201
Q

what are the main complications associated with VP shunt to treat hydrocephalus?

A

blockage
tube dislodged
infection

202
Q

what is the outcome of hydrocephalus treatment dependent on?

A

cause and severity of signs

203
Q

what outcome is suggested by severe hydrocephalus signs?

A

guarded

204
Q

when may hydrocephalus be found?

A

incidental during MRI for another issue

205
Q

what is the prognosis for hydrocephalus due to infectious cause?

A

good with treatment for underlying infection and removal of CSF build up

206
Q

what is the prognosis for hydrocephalus treated with VP shunt?

A

good

207
Q

what is the prognosis of hydrocephalus due to obstruction by tumor?

A

guarded

208
Q

what type of illness is meningoencephalitis of unknown origin (MUO)?

A

non-infectious inflammatory disorder of CNS

209
Q

what are the 3 types of meningoencephalitis of unknown origin (MUO)?

A
granulomatous ME (GME)
necrotising (NME)
necrotising leukoencephalitis (NLE)
210
Q

what does meningoencephalitis of unknown origin (MUO) result in?

A

brain and spinal cord changes due to autoimmune disease

211
Q

when can the 3 different types of meningoencephalitis of unknown origin (MUO) be determined?

A

only PM as only difference seen at a cellular level

212
Q

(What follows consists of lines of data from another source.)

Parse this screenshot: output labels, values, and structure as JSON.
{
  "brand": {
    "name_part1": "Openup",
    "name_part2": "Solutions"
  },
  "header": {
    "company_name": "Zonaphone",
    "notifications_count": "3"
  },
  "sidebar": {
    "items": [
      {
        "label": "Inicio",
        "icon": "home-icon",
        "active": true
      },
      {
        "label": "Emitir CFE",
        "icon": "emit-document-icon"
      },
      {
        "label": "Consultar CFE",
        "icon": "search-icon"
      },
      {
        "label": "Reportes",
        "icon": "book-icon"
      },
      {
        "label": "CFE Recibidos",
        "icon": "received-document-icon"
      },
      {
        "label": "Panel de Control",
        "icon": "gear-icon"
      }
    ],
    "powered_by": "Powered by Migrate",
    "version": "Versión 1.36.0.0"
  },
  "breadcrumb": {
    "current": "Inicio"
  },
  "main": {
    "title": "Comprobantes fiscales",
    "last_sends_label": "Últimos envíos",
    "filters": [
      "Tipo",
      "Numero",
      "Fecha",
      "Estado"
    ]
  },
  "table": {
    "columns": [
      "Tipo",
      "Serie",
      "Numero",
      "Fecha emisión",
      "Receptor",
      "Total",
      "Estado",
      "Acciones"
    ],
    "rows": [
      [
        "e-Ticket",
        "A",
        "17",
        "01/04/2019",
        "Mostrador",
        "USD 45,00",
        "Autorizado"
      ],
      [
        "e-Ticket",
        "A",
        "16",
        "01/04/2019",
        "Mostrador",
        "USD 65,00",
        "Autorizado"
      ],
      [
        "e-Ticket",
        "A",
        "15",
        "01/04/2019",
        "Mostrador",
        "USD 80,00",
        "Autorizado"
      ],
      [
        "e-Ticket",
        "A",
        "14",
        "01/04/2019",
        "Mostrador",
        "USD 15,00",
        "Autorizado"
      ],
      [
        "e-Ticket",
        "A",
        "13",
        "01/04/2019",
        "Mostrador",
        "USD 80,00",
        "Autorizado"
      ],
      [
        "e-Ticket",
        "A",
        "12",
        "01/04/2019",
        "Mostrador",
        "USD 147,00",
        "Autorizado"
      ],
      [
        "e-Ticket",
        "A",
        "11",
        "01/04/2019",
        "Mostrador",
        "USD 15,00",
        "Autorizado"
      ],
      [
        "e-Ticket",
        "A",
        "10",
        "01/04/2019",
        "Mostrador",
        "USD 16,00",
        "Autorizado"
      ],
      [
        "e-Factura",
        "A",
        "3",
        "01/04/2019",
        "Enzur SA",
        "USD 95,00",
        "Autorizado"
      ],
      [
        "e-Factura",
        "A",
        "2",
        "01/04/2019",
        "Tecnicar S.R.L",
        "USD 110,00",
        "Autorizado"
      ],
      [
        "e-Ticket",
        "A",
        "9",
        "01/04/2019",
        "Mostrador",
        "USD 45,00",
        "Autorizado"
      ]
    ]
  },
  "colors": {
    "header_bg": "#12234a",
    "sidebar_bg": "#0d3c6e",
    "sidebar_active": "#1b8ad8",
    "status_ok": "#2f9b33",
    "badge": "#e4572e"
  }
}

what is the signalment of meningoencephalitis of unknown origin (MUO)?

A

small dog
female more than male
>6 months of age
some breed disposition (e.g. bichon freise)

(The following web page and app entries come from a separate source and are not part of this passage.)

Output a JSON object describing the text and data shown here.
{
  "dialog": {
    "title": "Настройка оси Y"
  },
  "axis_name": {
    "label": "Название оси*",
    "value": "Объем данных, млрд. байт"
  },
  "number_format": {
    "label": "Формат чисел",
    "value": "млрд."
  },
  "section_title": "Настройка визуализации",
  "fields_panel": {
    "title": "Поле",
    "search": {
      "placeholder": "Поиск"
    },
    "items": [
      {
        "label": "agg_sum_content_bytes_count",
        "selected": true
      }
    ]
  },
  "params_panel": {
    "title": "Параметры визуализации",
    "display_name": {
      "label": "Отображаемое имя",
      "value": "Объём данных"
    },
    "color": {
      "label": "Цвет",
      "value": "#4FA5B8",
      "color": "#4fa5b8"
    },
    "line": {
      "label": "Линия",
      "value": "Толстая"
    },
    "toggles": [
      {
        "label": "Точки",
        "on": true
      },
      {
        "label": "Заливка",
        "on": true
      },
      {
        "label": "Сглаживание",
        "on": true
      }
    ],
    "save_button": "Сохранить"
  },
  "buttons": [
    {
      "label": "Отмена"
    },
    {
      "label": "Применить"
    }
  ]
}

213
Q

what are the signs of meningoencephalitis of unknown origin (MUO)?

A
neurological
seizures
muscle tremors
blindness
head tilt
altered balance and posture
circling
214
Q

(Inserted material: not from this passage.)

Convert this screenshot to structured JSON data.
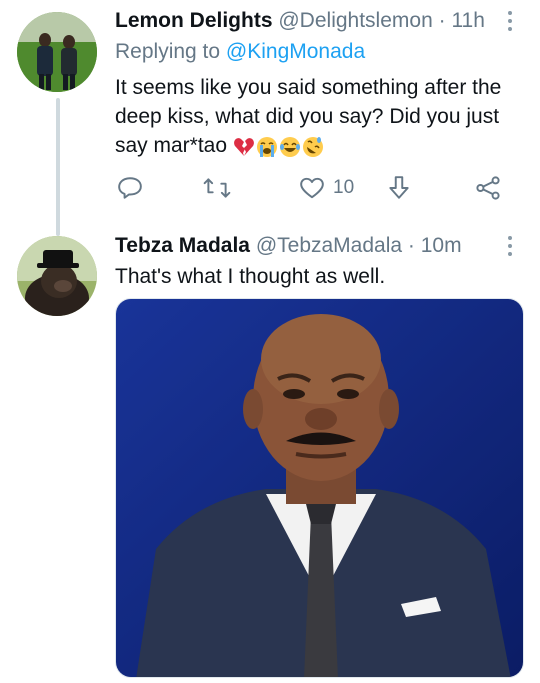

how is meningoencephalitis of unknown origin (MUO) diagnosed?

A

clinical exam
blood tests
MRI of brain with contrast
CSF analysis for inflammatory signs

215
Q

how is meningoencephalitis of unknown origin (MUO) managed?

A

immunosuppressive drugs
antiepileptics if seizing
nursing care

216
Q

what immunosuppressive drugs may be used to treat meningoencephalitis of unknown origin (MUO)?

A

steroids
cyclosporine
azathioprine
cytarabine

217
Q

why must care be taken when administering cytarabine?

A

is cytotoxic

218
Q

what is the prognosis of meningoencephalitis of unknown origin (MUO) like?

A

variable

219
Q

what is the prognosis of meningoencephalitis of unknown origin (MUO) patients who present with seizures?

A

poorer

220
Q

what is the prognosis of meningoencephalitis of unknown origin (MUO) patients who present with focal lesions rather than multifocal?

A

better with focal lesions

221
Q

what is the prognosis of meningoencephalitis of unknown origin (MUO) patients who show improvement within 3 months of beginning treatment?

A

good

222
Q

can meningoencephalitis of unknown origin (MUO) return in patients who have been successfully treated?

A

yes and signs may be more severe

Decks in X Clinical Veterinary Nursing Theory Class (70):